(Website and app data records)
=== Begin Enclosure ===
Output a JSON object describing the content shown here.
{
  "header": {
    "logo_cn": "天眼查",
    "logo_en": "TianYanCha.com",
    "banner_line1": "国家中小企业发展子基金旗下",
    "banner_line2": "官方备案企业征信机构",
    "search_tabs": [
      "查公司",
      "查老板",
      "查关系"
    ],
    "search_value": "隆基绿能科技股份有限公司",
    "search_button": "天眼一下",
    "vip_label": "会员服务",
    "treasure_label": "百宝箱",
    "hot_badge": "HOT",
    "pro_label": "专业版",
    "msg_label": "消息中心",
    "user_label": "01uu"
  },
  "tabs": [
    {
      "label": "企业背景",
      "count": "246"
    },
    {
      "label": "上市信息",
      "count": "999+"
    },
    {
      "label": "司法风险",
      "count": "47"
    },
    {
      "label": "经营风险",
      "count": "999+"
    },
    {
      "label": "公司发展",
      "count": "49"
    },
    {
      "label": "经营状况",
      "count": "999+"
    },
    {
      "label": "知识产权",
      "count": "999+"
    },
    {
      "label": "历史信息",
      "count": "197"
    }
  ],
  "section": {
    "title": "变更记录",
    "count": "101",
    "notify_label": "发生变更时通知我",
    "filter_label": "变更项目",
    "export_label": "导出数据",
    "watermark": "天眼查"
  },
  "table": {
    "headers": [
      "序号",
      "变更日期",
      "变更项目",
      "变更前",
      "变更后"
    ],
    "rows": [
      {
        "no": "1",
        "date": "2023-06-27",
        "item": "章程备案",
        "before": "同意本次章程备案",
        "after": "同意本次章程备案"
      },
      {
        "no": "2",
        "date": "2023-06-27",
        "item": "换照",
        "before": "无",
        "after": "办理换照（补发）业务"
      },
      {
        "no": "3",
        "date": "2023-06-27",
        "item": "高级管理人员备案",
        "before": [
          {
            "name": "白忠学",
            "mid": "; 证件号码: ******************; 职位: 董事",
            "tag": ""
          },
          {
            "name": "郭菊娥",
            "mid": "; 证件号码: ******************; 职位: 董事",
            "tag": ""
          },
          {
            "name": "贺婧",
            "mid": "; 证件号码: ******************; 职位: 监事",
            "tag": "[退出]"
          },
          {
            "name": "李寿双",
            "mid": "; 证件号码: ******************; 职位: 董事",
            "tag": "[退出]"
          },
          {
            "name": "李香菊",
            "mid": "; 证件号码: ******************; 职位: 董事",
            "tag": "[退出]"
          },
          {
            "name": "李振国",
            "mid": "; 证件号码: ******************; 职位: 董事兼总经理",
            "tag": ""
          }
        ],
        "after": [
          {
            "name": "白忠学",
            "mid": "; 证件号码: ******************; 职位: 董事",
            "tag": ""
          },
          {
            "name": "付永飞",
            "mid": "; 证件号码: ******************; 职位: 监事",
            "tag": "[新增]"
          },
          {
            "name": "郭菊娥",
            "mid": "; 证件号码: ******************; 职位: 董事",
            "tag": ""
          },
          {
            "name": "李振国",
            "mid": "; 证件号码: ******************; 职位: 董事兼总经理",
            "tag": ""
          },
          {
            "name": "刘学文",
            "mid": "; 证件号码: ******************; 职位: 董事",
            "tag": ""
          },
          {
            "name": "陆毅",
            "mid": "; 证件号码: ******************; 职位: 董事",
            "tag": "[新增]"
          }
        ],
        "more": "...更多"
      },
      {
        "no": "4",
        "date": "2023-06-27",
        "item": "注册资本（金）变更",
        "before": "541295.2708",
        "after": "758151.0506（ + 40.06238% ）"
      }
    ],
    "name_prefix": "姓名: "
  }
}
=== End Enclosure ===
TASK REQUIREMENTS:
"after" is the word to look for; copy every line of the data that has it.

EXERCISE SOLUTION:
        "after": "同意本次章程备案"
        "after": "办理换照（补发）业务"
        "after": [
        "after": "758151.0506（ + 40.06238% ）"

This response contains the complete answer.